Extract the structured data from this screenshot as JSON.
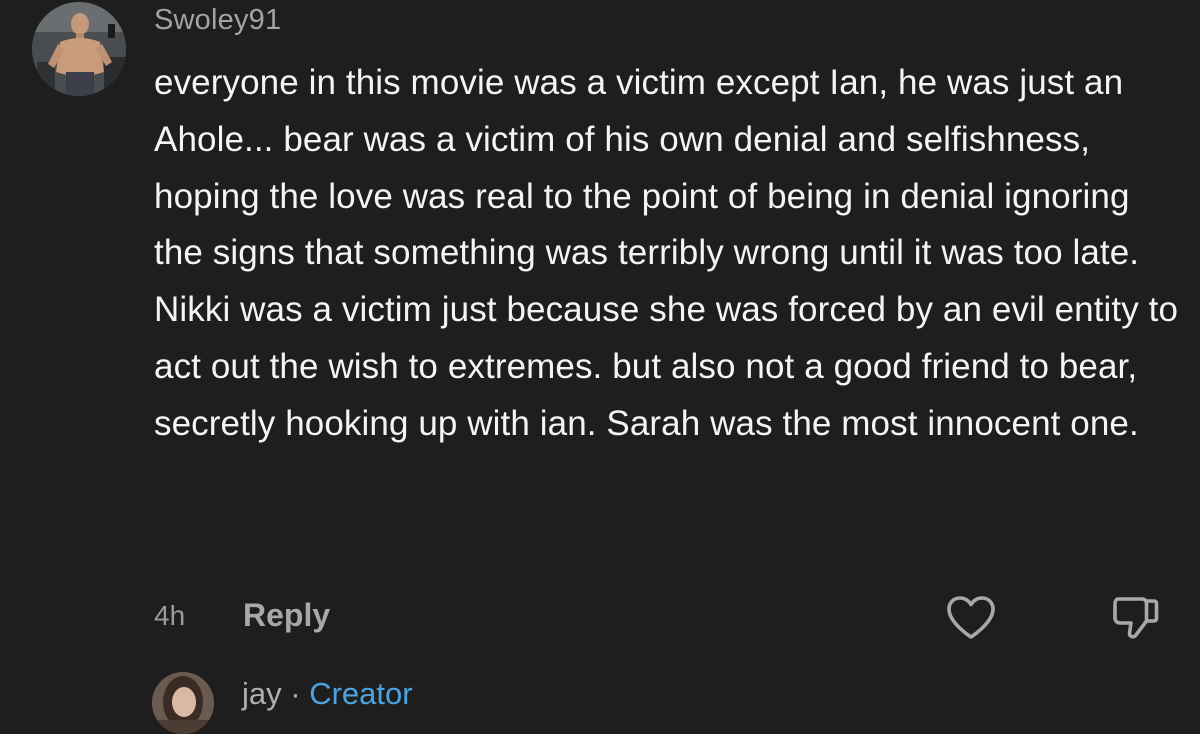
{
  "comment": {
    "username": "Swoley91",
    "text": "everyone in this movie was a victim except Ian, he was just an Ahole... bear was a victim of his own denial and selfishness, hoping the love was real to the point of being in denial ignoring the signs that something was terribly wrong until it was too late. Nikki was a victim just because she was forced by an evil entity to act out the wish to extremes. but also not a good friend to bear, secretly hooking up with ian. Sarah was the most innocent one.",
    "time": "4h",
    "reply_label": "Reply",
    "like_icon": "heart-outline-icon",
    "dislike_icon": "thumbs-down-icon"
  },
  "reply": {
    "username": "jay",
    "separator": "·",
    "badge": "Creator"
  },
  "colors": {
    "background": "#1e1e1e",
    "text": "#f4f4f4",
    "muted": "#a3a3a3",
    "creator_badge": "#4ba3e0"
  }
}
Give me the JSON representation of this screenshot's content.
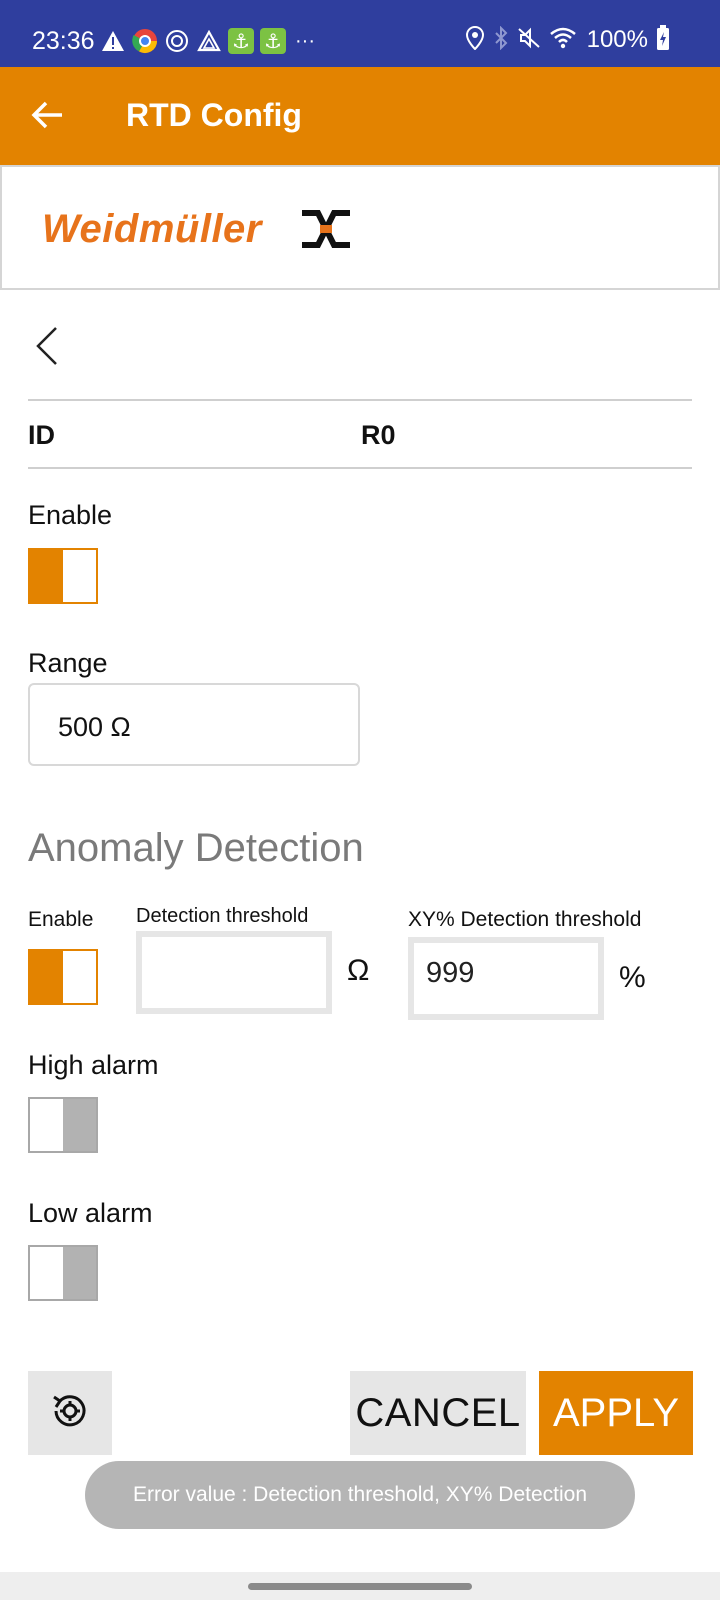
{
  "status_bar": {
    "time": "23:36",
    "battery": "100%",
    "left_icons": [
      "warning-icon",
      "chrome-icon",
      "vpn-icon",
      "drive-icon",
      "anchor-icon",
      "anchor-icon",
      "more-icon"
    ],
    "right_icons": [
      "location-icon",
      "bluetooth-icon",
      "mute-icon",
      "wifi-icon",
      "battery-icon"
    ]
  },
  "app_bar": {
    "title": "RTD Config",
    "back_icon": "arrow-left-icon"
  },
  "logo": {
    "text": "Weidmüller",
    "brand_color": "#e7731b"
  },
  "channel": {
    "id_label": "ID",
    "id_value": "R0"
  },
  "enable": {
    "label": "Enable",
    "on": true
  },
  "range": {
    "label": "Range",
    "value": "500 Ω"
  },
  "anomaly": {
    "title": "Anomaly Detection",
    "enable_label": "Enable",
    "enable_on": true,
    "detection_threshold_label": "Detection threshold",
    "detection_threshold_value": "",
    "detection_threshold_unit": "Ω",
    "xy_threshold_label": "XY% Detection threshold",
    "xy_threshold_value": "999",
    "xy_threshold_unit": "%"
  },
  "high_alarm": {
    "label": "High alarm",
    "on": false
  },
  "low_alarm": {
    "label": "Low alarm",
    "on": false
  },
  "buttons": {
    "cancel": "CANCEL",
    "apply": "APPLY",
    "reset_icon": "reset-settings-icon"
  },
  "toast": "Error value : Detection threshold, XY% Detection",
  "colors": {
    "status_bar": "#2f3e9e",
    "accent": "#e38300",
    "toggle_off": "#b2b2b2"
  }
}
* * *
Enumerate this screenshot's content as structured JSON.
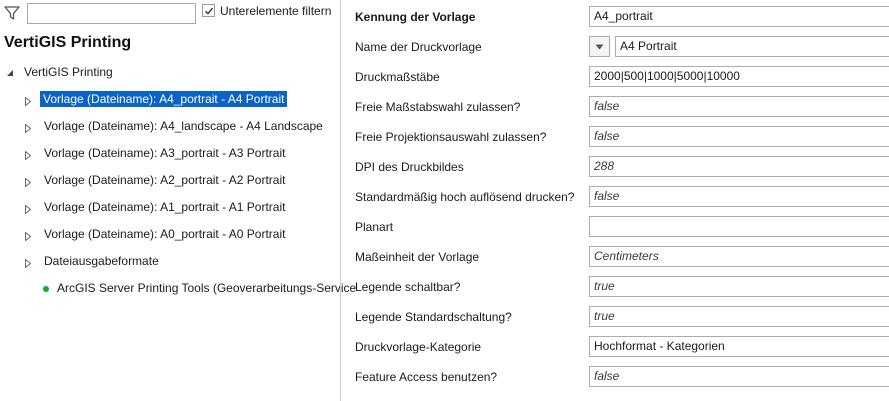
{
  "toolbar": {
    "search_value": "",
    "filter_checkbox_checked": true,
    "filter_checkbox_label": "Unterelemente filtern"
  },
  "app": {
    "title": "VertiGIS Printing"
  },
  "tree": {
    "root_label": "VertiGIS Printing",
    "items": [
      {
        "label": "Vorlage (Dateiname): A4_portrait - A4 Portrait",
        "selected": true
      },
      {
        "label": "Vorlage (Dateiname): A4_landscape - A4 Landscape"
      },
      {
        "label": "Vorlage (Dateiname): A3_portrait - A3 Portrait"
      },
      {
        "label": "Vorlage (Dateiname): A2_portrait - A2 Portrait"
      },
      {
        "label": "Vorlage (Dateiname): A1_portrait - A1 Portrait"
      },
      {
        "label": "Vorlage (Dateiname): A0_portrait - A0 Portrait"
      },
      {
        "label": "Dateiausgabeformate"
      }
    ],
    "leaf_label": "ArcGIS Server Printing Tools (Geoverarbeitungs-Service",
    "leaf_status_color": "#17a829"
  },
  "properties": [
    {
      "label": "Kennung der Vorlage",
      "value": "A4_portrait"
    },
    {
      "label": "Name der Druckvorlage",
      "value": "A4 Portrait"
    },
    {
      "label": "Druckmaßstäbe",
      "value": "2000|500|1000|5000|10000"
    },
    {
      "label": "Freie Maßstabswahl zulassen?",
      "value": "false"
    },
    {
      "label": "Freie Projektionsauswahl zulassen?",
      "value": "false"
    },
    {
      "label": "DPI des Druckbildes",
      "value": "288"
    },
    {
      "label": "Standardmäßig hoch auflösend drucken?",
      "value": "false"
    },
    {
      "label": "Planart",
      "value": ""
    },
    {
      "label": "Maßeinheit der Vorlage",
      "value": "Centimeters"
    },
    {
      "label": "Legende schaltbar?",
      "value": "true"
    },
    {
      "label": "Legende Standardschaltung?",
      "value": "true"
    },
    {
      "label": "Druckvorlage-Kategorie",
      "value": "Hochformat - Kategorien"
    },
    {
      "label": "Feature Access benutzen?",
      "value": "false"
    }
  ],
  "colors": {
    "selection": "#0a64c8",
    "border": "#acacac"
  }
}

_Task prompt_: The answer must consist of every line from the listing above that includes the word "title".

_Result_:
    "title": "RTD Config",
    "title": "Anomaly Detection",
    "title": "VertiGIS Printing"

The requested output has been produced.